A single number is the answer: the count of lines in these records with "Client" in them.

-- -- --

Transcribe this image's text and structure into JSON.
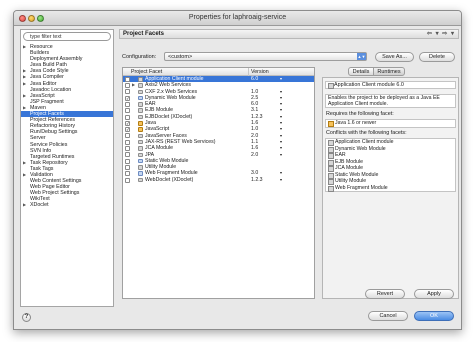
{
  "window": {
    "title": "Properties for laphroaig-service"
  },
  "filter": {
    "value": "type filter text"
  },
  "nav": {
    "items": [
      {
        "label": "Resource",
        "expandable": true
      },
      {
        "label": "Builders"
      },
      {
        "label": "Deployment Assembly"
      },
      {
        "label": "Java Build Path"
      },
      {
        "label": "Java Code Style",
        "expandable": true
      },
      {
        "label": "Java Compiler",
        "expandable": true
      },
      {
        "label": "Java Editor",
        "expandable": true
      },
      {
        "label": "Javadoc Location"
      },
      {
        "label": "JavaScript",
        "expandable": true
      },
      {
        "label": "JSP Fragment"
      },
      {
        "label": "Maven",
        "expandable": true
      },
      {
        "label": "Project Facets",
        "selected": true
      },
      {
        "label": "Project References"
      },
      {
        "label": "Refactoring History"
      },
      {
        "label": "Run/Debug Settings"
      },
      {
        "label": "Server"
      },
      {
        "label": "Service Policies"
      },
      {
        "label": "SVN Info"
      },
      {
        "label": "Targeted Runtimes"
      },
      {
        "label": "Task Repository",
        "expandable": true
      },
      {
        "label": "Task Tags"
      },
      {
        "label": "Validation",
        "expandable": true
      },
      {
        "label": "Web Content Settings"
      },
      {
        "label": "Web Page Editor"
      },
      {
        "label": "Web Project Settings"
      },
      {
        "label": "WikiText"
      },
      {
        "label": "XDoclet",
        "expandable": true
      }
    ]
  },
  "main": {
    "section_title": "Project Facets",
    "nav_arrows": "⇦ ▾ ⇨ ▾",
    "config_label": "Configuration:",
    "config_value": "<custom>",
    "save_as_label": "Save As...",
    "delete_label": "Delete",
    "table": {
      "col_facet": "Project Facet",
      "col_version": "Version",
      "rows": [
        {
          "label": "Application Client module",
          "version": "6.0",
          "checked": false,
          "selected": true,
          "icon": "facet-icon"
        },
        {
          "label": "Axis2 Web Services",
          "version": "",
          "checked": false,
          "expandable": true,
          "icon": "folder-icon"
        },
        {
          "label": "CXF 2.x Web Services",
          "version": "1.0",
          "checked": false,
          "icon": "facet-icon"
        },
        {
          "label": "Dynamic Web Module",
          "version": "2.5",
          "checked": true,
          "icon": "web-icon"
        },
        {
          "label": "EAR",
          "version": "6.0",
          "checked": false,
          "icon": "facet-icon"
        },
        {
          "label": "EJB Module",
          "version": "3.1",
          "checked": false,
          "icon": "facet-icon"
        },
        {
          "label": "EJBDoclet (XDoclet)",
          "version": "1.2.3",
          "checked": false,
          "icon": "facet-icon"
        },
        {
          "label": "Java",
          "version": "1.6",
          "checked": true,
          "icon": "java-icon"
        },
        {
          "label": "JavaScript",
          "version": "1.0",
          "checked": true,
          "icon": "java-icon"
        },
        {
          "label": "JavaServer Faces",
          "version": "2.0",
          "checked": false,
          "icon": "facet-icon"
        },
        {
          "label": "JAX-RS (REST Web Services)",
          "version": "1.1",
          "checked": false,
          "icon": "facet-icon"
        },
        {
          "label": "JCA Module",
          "version": "1.6",
          "checked": false,
          "icon": "facet-icon"
        },
        {
          "label": "JPA",
          "version": "2.0",
          "checked": false,
          "icon": "facet-icon"
        },
        {
          "label": "Static Web Module",
          "version": "",
          "checked": false,
          "icon": "web-icon"
        },
        {
          "label": "Utility Module",
          "version": "",
          "checked": false,
          "icon": "facet-icon"
        },
        {
          "label": "Web Fragment Module",
          "version": "3.0",
          "checked": false,
          "icon": "web-icon"
        },
        {
          "label": "WebDoclet (XDoclet)",
          "version": "1.2.3",
          "checked": false,
          "icon": "facet-icon"
        }
      ]
    },
    "details": {
      "tab_details": "Details",
      "tab_runtimes": "Runtimes",
      "heading": "Application Client module 6.0",
      "description": "Enables the project to be deployed as a Java EE Application Client module.",
      "requires_label": "Requires the following facet:",
      "requires_item": "Java 1.6 or newer",
      "conflicts_label": "Conflicts with the following facets:",
      "conflicts": [
        "Application Client module",
        "Dynamic Web Module",
        "EAR",
        "EJB Module",
        "JCA Module",
        "Static Web Module",
        "Utility Module",
        "Web Fragment Module"
      ]
    },
    "revert_label": "Revert",
    "apply_label": "Apply"
  },
  "footer": {
    "help_label": "?",
    "cancel_label": "Cancel",
    "ok_label": "OK"
  }
}
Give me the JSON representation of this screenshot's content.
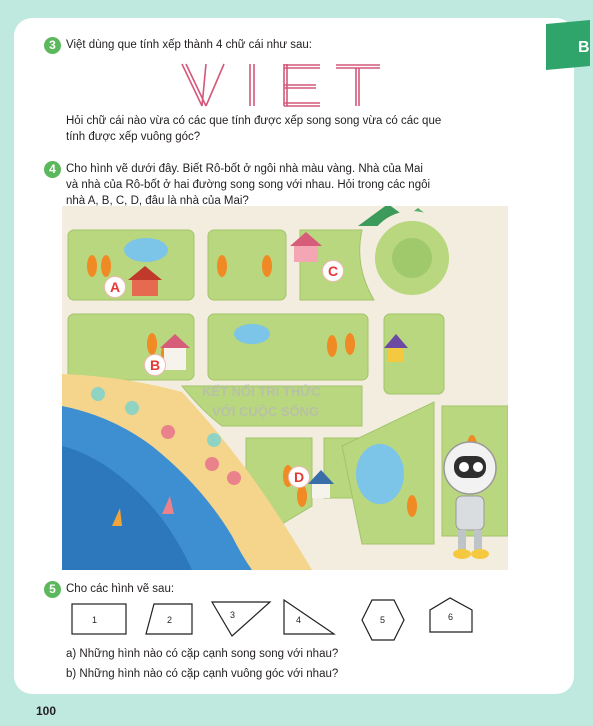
{
  "tab_letter": "B",
  "exercise3": {
    "number": "3",
    "prompt": "Việt dùng que tính xếp thành 4 chữ cái như sau:",
    "question_line1": "Hỏi chữ cái nào vừa có các que tính được xếp song song vừa có các que",
    "question_line2": "tính được xếp vuông góc?",
    "letters": [
      "V",
      "I",
      "E",
      "T"
    ]
  },
  "exercise4": {
    "number": "4",
    "line1": "Cho hình vẽ dưới đây. Biết Rô-bốt ở ngôi nhà màu vàng. Nhà của Mai",
    "line2": "và nhà của Rô-bốt ở hai đường song song với nhau. Hỏi trong các ngôi",
    "line3": "nhà A, B, C, D, đâu là nhà của Mai?",
    "houses": [
      "A",
      "B",
      "C",
      "D"
    ],
    "watermark_line1": "KẾT NỐI TRI THỨC",
    "watermark_line2": "VỚI CUỘC SỐNG"
  },
  "exercise5": {
    "number": "5",
    "prompt": "Cho các hình vẽ sau:",
    "shapes": [
      "1",
      "2",
      "3",
      "4",
      "5",
      "6"
    ],
    "question_a": "a) Những hình nào có cặp cạnh song song với nhau?",
    "question_b": "b) Những hình nào có cặp cạnh vuông góc với nhau?"
  },
  "page_number": "100",
  "colors": {
    "accent": "#5cb85c",
    "letter_stroke": "#d4587a",
    "label_red": "#e53935"
  }
}
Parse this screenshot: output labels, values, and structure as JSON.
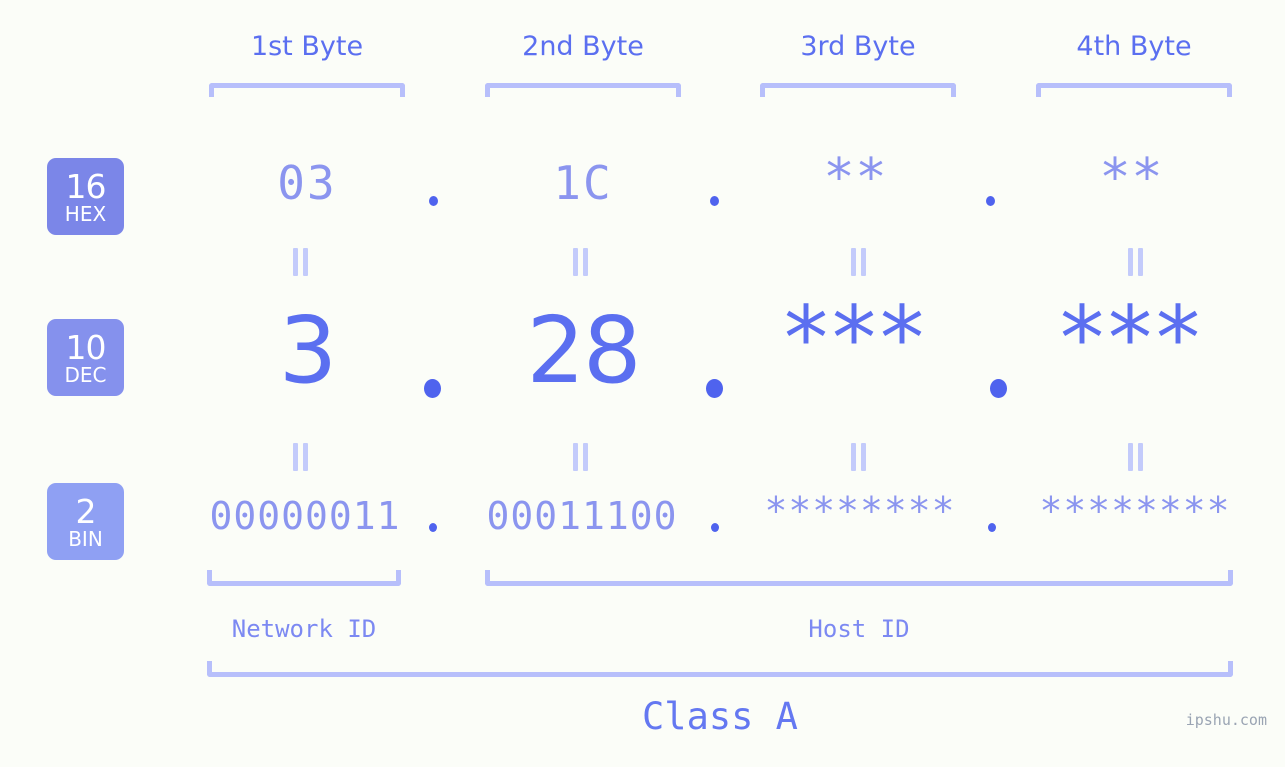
{
  "background_color": "#fbfdf8",
  "accent_color": "#5b6ff0",
  "accent_light": "#8b95ef",
  "bracket_color": "#b7bffb",
  "header": {
    "bytes": [
      {
        "label": "1st Byte"
      },
      {
        "label": "2nd Byte"
      },
      {
        "label": "3rd Byte"
      },
      {
        "label": "4th Byte"
      }
    ]
  },
  "rows": [
    {
      "badge_number": "16",
      "badge_system": "HEX",
      "badge_color": "#7b86e8",
      "values": [
        "03",
        "1C",
        "**",
        "**"
      ],
      "separator": "."
    },
    {
      "badge_number": "10",
      "badge_system": "DEC",
      "badge_color": "#8591ed",
      "values": [
        "3",
        "28",
        "***",
        "***"
      ],
      "separator": "."
    },
    {
      "badge_number": "2",
      "badge_system": "BIN",
      "badge_color": "#8fa0f3",
      "values": [
        "00000011",
        "00011100",
        "********",
        "********"
      ],
      "separator": "."
    }
  ],
  "equality_marks": {
    "glyph": "||",
    "count_per_gap": 4
  },
  "footer": {
    "network_id_label": "Network ID",
    "host_id_label": "Host ID",
    "class_label": "Class A",
    "watermark": "ipshu.com"
  }
}
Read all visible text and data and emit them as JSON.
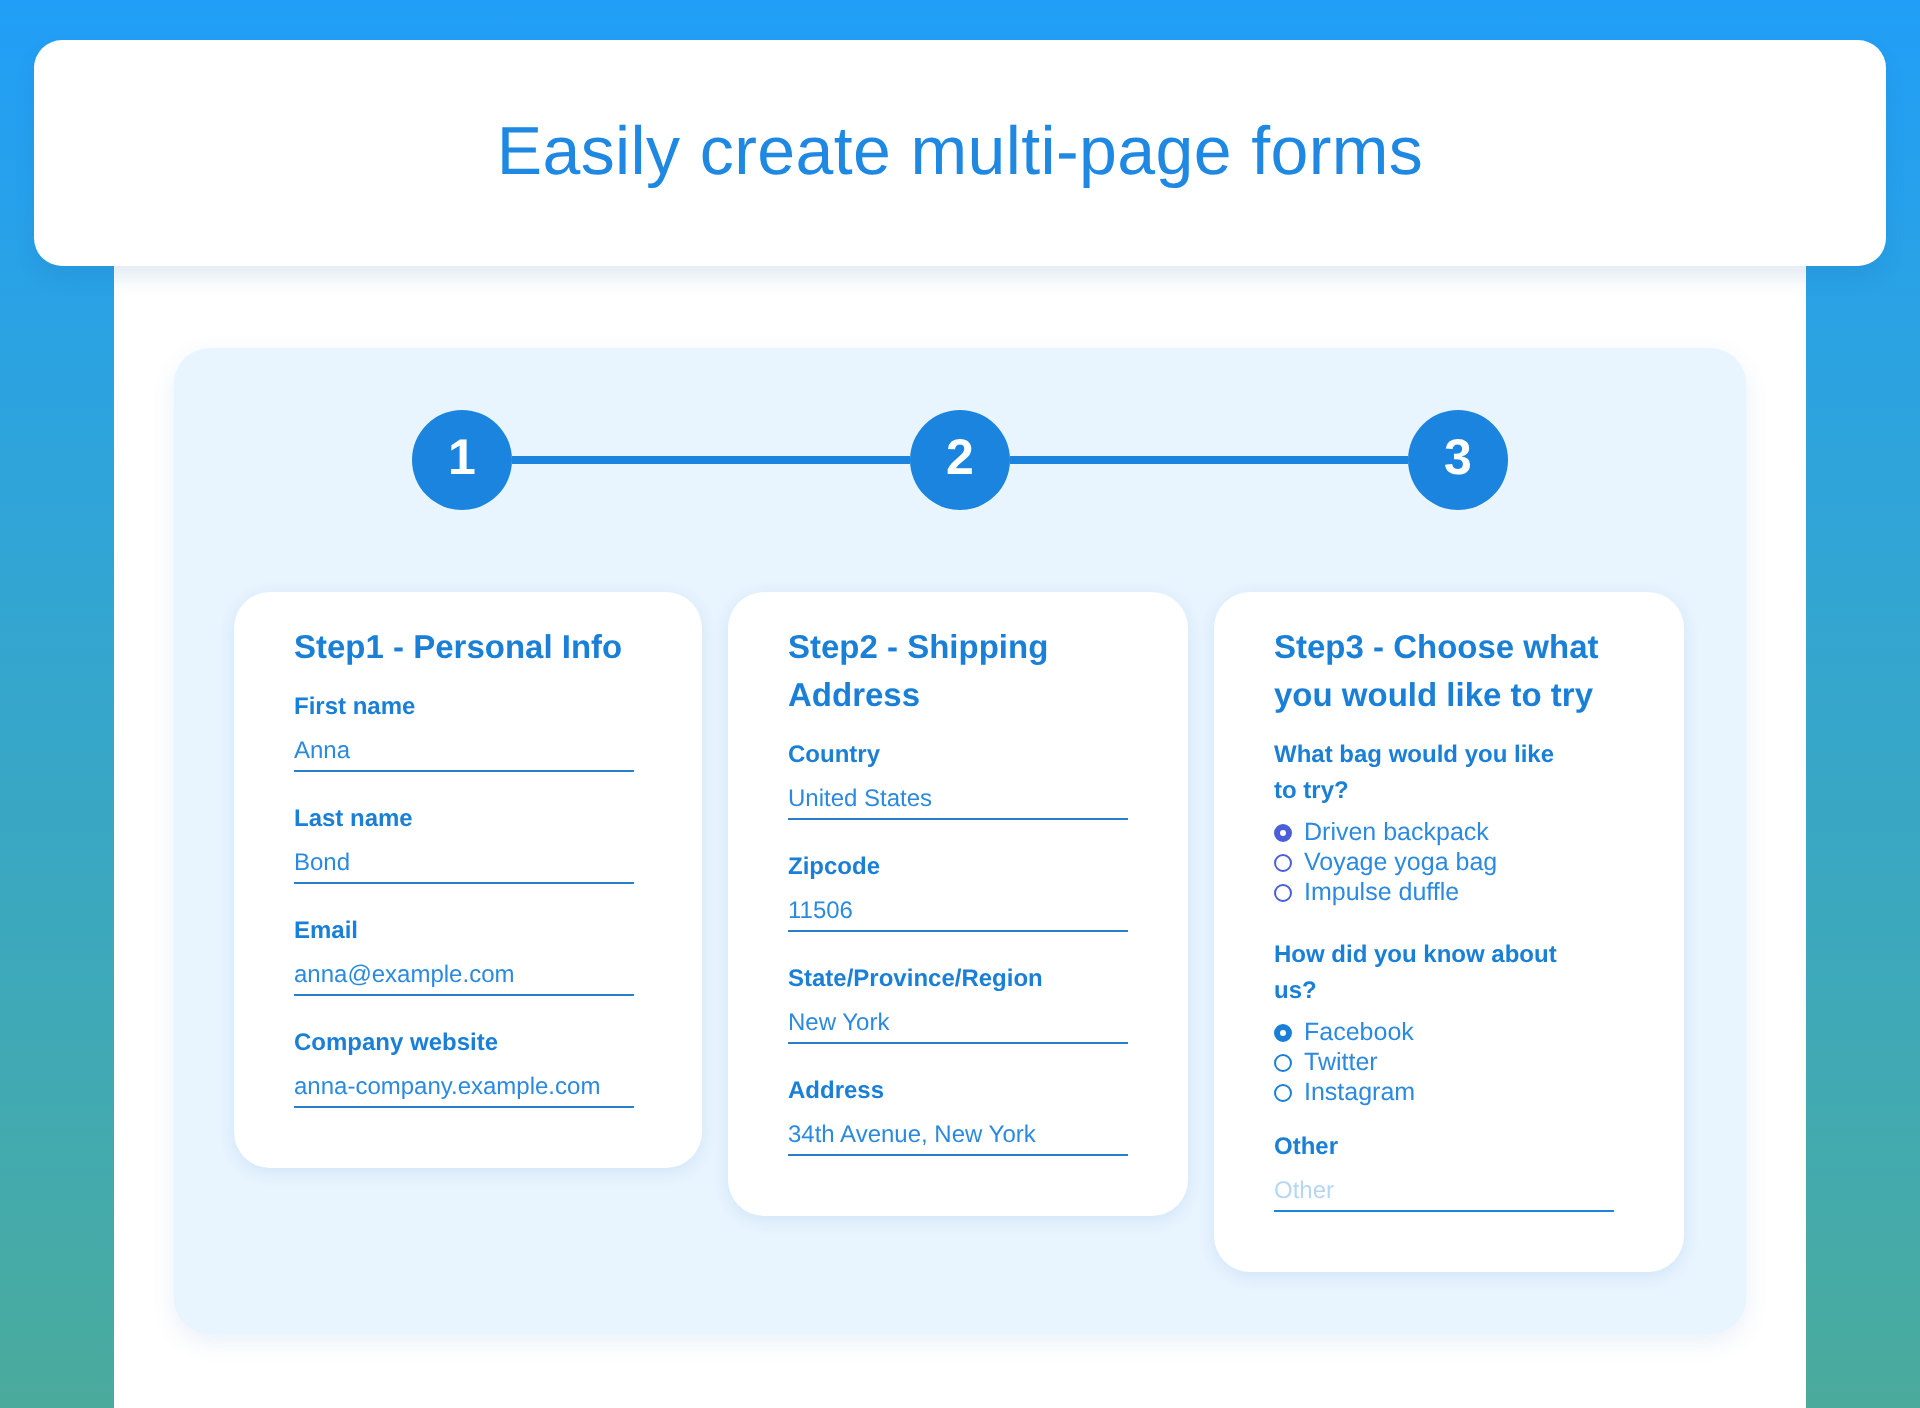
{
  "banner": {
    "title": "Easily create multi-page forms"
  },
  "stepper": {
    "steps": [
      {
        "label": "1"
      },
      {
        "label": "2"
      },
      {
        "label": "3"
      }
    ]
  },
  "cards": [
    {
      "title": "Step1 - Personal Info",
      "items": [
        {
          "kind": "text",
          "label": "First name",
          "value": "Anna"
        },
        {
          "kind": "text",
          "label": "Last name",
          "value": "Bond"
        },
        {
          "kind": "text",
          "label": "Email",
          "value": "anna@example.com"
        },
        {
          "kind": "text",
          "label": "Company website",
          "value": "anna-company.example.com"
        }
      ]
    },
    {
      "title": "Step2 - Shipping Address",
      "items": [
        {
          "kind": "text",
          "label": "Country",
          "value": "United States"
        },
        {
          "kind": "text",
          "label": "Zipcode",
          "value": "11506"
        },
        {
          "kind": "text",
          "label": "State/Province/Region",
          "value": "New York"
        },
        {
          "kind": "text",
          "label": "Address",
          "value": "34th Avenue, New York"
        }
      ]
    },
    {
      "title": "Step3 - Choose what you would like to try",
      "items": [
        {
          "kind": "radio",
          "label": "What bag would you like to try?",
          "color": "#4a5fd8",
          "options": [
            {
              "label": "Driven backpack",
              "selected": true
            },
            {
              "label": "Voyage yoga bag",
              "selected": false
            },
            {
              "label": "Impulse duffle",
              "selected": false
            }
          ]
        },
        {
          "kind": "radio",
          "label": "How did you know about us?",
          "color": "#1a7fd6",
          "options": [
            {
              "label": "Facebook",
              "selected": true
            },
            {
              "label": "Twitter",
              "selected": false
            },
            {
              "label": "Instagram",
              "selected": false
            }
          ]
        },
        {
          "kind": "text",
          "label": "Other",
          "placeholder": "Other"
        }
      ]
    }
  ]
}
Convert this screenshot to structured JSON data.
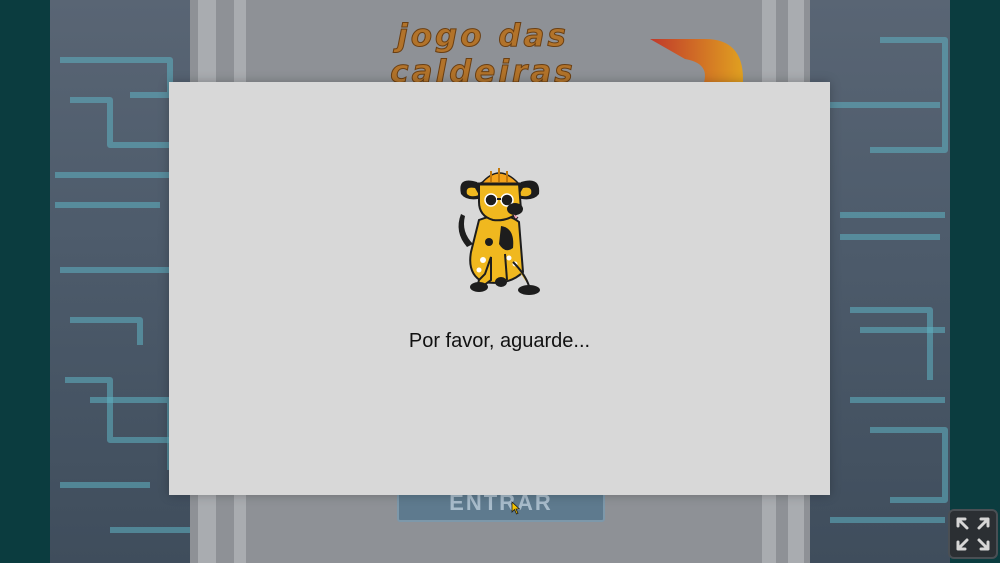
{
  "game": {
    "title": "jogo das caldeiras",
    "enter_label": "ENTRAR",
    "fullscreen_icon": "expand-icon"
  },
  "modal": {
    "loading_text": "Por favor, aguarde...",
    "mascot_icon": "dog-with-hard-hat"
  },
  "colors": {
    "background": "#596574",
    "circuit_lines": "#5fb3c2",
    "side_bars": "#0b3c3f",
    "title": "#b2732a",
    "modal": "#d8d8d8"
  }
}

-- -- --

**Response area**
4